We get asked about where and how we buy our antique, reclaimed vintage furniture in India. So here’s a diary our trip from a recent trip. We fly into Delhi arriving at just after 3am, catch a few hours sleep and then hop onto the the mid-day flight to Jodhpur, there’s also the option of the bustling evening overnight sleeper train bound for the ancient blue city. west India where we meet our furniture and interiors advisor the next morning. He has been in the trade for over 25 years and has an unrivalled knowledge of the antique and vintage sellers and restorers in the city. Jodhpur is the best place to buy old, vintage and antique furniture in India, interiors from all over the country from the old trade ports like Cochin, historic fortified cities like Jaisalmer and traditional tribal areas like Nagaland. It’s always wise have a shopping list of things you want to buy aong with target prices. I share my wish list with our adviser and ask him if he has seen anything new whilst visiting his contacts.
Some dealers and sellers specialise in certain types of objects like antique doors, windows and architectural salvage or ship’s lighting or antique padlocks; others stock a variety of antique furniture and interiors. There’re are shortage of places to buy from

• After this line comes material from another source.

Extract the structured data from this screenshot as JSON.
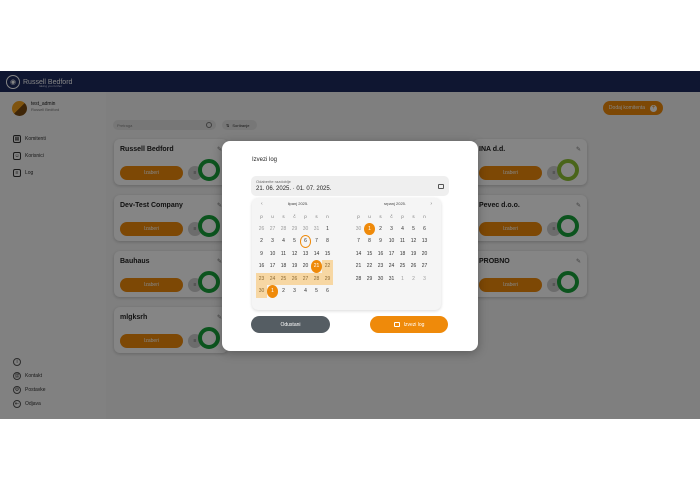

Over the next 2-3 days we visit around 15-20 reputable buyers and sellers of vintage and antique furniture, the majority have been supplying us for the last 8 years. Their stock changes daily and as they are all unique pieces we do not hesitate to buying something we like or somebody else will buy it!
We buy stock that is in need of full restoration, part restoration or has been restored already. If we see something that needs to be fully restored and repaired we can specify how we want it finished, so we may want the paint left on and not stripped off. We like the restoration to bring items back to life, but not looking pristine and brand new. So we specify that only reclaimed wood is used along with original hardware such as handles. We ask that where there are gaps between joints that they are left as they are and not filled. Once the piece has been made structually sound our overall our instructions are: ‘wash and wax’. There’s a growing trend amongst sellers in India to repaint and distress furniture to look old. It’s a process we don’t like. If we want blue bathroom cabinets we hunt for them and buy them with their time-worn paintwork.
We usually negotiate the buying price on lots, so 20 similar sized antique teak chests are bought together, which means quicker negotiations and it usually allows us to get a better price. Restoration work begins immediately.
Our adviser arranges their delivery; checks the restoration and repairs have been completed and he carefully packs them into a container, which usually arrives 8 weeks after we buy the furniture. At the end of 3 tiring days and after dozens of cups of chai we have bought enough furniture for 1.5 containers. We then meet up with 2 or 3 of our suppliers for a meal at Jodhpur’s On The Rocks for a few drinks and dinner.
If we visit a vintage furniture seller we have not bought from before we will look carefully at their restoration work. If we buy from them we will be very specific as to how the furniture is to be restored. We don’t hessitate to ask for them to restore a piece for us to examine and inspect. Indian antique furniture sellers will have customers with varying tastes. Although we don’t like re-painted furniture many do and they might not hesitate to slap fresh blue paint over a a wooden chest with old faded blue paint in an attempt to make it look more attractive.
History of our vintage furniture – generally our antique and vintage furniture is between 50 and 100 years old. Sometimes it is hard to date old pieces because makers did not stamp or date their work like they did in the UK. But certain styles can be identified that can help with dating old furniture. E.g. bold curves and geometrical shapes may point to the Art Deco period. A single plank used on the top of a large wedding chest from south India made from Burmese teak, is usually 80-100 years old because high quality teak with a width over 50cm was very rare to find after 1930s and after teak trees became a protected species. We have a large number of blue old furniture items, blue is a popular colour in Jodhpur, where hundreds of house are painted blue, furniture in these and other house is also painted.
Most of the furniture and interiors we sell are typically still in use in many Indian homes. Their uses are often different; merchant’s use wooden boxes for keeping their cash, documents, valuables and as a desk, we would use them as a memory box or jewellery box. Old cabinets are used in India for keeping spices, where we would use them for a bathroom or bedroom for displaying our prized possessions. Our wooden framed mirrors were once old window frames reclaimed from old house being renovated or demolished.